Nielsen Music recently released its annual mid-year report, which takes a look at how the music industry is doing halfway through the year and lists which songs and albums are performing the best. This time around, the report revealed some fairly unsurprising stats, including the fact that streaming is still exploding, Ed Sheeran’s “Shape Of You” is the most popular track and Kendrick Lamar’s DAMN. is the album that the American public simply can’t get enough of. All of those could have been predicted, but there is one standout piece of information embedded in the document that is somewhat shocking.
For the first time since Nielsen started measuring music consumption in the United States, rock is no longer the top genre in terms of overall consumption. Instead, the combined genre of R&B and hip-hop has taken the crown, and while the two styles are fairly close to one another when it comes to percentages, the latter has pulled ahead, and it seems like it will continue to distance itself from the competition in the coming months and years.
Hip-hop/R&B, on the other hand, is responsible for just over 29% of all on-demand streams across the country, and that is the only field that is growing noticeably. In fact, R&B/hip-hop is almost as popular on streaming services like Spotify and Apple Music than the next two genres (rock and pop) combined. At least seven of the top 10 most popular songs on streaming platforms in 2017 fit squarely into the hip-hop field, while another, Bruno Mars’ “That’s What I Like,” blends pop and R&B.
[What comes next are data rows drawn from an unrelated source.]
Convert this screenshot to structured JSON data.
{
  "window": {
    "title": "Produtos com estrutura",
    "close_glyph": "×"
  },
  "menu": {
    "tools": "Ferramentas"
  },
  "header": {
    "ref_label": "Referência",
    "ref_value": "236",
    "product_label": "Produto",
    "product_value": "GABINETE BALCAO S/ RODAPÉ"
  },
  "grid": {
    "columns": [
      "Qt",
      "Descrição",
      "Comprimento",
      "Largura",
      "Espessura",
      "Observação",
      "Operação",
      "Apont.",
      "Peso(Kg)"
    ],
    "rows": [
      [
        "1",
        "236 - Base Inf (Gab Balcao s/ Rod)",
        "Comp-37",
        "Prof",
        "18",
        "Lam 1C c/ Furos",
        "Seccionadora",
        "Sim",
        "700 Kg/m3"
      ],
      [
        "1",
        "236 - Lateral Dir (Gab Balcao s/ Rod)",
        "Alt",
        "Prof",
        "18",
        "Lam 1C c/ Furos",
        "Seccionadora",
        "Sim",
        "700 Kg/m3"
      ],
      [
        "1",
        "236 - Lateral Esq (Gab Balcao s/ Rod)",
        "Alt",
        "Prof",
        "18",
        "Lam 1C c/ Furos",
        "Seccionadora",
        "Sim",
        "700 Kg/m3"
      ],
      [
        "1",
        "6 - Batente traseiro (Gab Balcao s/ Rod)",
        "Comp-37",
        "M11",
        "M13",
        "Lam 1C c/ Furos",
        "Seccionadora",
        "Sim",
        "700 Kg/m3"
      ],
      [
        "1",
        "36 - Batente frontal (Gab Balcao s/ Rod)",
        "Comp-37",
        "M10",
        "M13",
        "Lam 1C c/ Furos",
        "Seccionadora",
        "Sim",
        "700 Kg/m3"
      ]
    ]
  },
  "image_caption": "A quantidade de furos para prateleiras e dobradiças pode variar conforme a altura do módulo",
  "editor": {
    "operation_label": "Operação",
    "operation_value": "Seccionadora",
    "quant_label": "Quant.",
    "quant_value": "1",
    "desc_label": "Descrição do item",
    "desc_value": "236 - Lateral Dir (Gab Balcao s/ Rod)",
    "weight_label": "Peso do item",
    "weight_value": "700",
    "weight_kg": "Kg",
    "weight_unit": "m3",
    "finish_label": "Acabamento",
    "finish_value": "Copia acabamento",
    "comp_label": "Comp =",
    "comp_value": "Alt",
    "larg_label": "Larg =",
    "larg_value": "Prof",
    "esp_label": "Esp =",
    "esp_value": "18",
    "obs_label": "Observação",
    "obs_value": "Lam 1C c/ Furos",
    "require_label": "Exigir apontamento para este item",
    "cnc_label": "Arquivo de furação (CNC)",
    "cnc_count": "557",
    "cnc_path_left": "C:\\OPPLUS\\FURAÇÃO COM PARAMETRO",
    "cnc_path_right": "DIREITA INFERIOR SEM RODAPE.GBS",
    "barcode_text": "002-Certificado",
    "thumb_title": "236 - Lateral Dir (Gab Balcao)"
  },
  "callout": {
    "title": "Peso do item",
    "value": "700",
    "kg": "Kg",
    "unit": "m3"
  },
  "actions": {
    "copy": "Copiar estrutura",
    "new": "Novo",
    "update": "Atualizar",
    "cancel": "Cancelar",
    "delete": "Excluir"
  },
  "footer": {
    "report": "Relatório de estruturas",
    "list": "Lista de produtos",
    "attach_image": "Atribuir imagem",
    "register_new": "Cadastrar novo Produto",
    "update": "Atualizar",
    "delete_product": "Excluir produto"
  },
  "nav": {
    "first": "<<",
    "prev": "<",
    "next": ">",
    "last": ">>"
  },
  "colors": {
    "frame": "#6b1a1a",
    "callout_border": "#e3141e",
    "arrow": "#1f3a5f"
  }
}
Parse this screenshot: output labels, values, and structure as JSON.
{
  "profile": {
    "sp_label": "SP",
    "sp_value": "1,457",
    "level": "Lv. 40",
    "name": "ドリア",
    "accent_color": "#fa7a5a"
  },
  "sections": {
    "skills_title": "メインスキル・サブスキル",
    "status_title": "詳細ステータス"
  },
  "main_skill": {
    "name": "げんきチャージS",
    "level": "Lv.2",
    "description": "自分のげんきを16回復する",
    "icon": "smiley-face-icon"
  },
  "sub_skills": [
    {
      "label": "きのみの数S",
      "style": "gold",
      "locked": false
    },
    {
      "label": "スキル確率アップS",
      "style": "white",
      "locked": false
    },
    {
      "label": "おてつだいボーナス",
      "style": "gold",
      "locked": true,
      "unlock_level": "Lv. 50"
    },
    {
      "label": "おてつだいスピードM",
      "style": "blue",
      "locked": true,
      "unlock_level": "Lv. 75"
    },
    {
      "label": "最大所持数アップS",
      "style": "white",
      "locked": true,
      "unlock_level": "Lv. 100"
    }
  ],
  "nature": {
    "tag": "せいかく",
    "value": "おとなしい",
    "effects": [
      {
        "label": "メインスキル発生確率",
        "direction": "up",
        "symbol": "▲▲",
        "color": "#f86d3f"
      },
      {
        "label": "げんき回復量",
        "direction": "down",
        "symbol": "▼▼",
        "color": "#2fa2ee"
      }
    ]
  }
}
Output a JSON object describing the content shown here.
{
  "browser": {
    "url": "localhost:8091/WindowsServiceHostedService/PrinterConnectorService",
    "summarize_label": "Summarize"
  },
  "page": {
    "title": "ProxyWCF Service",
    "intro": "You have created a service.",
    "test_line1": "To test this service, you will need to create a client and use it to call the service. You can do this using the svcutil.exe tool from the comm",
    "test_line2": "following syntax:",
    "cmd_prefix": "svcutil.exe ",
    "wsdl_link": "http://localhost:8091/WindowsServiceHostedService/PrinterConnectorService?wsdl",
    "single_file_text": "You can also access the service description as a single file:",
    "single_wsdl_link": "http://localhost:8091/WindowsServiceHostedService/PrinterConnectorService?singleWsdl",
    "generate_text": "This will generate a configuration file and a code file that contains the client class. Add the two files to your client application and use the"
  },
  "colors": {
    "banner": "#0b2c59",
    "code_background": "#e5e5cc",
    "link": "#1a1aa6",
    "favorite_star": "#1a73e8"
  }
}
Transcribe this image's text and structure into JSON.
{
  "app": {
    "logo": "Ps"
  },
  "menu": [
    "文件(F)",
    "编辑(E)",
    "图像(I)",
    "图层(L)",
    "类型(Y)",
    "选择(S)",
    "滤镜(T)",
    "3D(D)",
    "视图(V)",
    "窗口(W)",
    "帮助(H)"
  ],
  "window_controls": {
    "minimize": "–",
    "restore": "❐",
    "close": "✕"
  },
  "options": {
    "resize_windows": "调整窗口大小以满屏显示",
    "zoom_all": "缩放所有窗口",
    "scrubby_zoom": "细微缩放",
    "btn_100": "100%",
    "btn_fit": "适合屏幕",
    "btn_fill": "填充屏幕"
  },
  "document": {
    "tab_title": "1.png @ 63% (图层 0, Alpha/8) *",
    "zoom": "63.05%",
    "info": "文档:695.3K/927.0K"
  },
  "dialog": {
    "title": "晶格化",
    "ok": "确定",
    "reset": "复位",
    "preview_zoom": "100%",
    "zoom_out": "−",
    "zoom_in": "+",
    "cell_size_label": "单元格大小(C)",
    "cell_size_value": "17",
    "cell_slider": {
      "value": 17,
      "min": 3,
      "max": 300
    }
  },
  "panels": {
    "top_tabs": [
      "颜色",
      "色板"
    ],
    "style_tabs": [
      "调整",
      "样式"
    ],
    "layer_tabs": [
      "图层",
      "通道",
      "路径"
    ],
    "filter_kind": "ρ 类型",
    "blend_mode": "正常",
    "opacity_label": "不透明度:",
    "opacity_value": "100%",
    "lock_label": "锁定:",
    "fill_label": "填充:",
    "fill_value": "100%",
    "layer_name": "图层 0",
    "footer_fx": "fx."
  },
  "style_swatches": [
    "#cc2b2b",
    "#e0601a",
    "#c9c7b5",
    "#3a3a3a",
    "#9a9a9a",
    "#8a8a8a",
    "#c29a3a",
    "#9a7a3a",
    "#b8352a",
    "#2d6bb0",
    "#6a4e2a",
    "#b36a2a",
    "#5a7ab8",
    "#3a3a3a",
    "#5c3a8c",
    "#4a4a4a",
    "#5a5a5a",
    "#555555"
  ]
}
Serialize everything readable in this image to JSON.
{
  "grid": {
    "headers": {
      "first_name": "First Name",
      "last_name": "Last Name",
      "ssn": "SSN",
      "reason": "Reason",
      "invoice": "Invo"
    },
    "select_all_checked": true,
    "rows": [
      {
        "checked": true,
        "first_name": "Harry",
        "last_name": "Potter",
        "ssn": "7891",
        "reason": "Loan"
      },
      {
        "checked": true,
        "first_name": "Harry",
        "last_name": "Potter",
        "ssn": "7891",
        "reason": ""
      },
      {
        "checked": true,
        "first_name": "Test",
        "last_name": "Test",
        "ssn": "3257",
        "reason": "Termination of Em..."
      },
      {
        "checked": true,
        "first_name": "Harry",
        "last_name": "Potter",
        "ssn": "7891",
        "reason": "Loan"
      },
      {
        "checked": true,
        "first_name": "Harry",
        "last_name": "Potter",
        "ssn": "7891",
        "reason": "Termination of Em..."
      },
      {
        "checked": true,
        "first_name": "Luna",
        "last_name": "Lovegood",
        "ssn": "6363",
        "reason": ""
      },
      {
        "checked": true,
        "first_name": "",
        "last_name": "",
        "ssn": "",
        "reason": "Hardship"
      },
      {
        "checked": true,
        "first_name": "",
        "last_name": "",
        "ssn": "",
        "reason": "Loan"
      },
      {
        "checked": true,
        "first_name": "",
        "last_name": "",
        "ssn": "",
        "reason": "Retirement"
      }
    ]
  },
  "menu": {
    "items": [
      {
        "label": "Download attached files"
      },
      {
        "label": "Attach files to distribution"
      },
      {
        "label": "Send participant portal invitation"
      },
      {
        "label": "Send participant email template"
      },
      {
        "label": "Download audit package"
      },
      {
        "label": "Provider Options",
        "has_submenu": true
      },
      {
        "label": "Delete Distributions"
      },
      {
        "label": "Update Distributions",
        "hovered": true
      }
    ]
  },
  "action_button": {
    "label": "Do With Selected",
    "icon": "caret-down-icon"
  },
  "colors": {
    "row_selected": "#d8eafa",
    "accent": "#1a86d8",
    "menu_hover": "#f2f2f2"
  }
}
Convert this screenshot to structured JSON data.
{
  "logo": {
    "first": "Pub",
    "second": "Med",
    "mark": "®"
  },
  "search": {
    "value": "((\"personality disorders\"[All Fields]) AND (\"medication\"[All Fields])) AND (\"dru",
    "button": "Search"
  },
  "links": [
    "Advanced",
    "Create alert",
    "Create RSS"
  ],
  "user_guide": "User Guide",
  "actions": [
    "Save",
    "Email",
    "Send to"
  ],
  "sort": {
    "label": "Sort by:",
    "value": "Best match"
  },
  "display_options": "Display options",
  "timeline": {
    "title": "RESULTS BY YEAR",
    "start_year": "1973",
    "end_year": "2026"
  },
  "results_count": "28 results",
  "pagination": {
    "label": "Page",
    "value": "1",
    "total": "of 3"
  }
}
As fans of the biggest names in hip-hop and R&B—names like Drake and The Weeknd—continue to hit play over and over again on hit singles and just-released albums (or playlist projects in Drake’s case), the number of total songs streamed in the U.S. will continue to rise, and those styles will pull ahead further and further.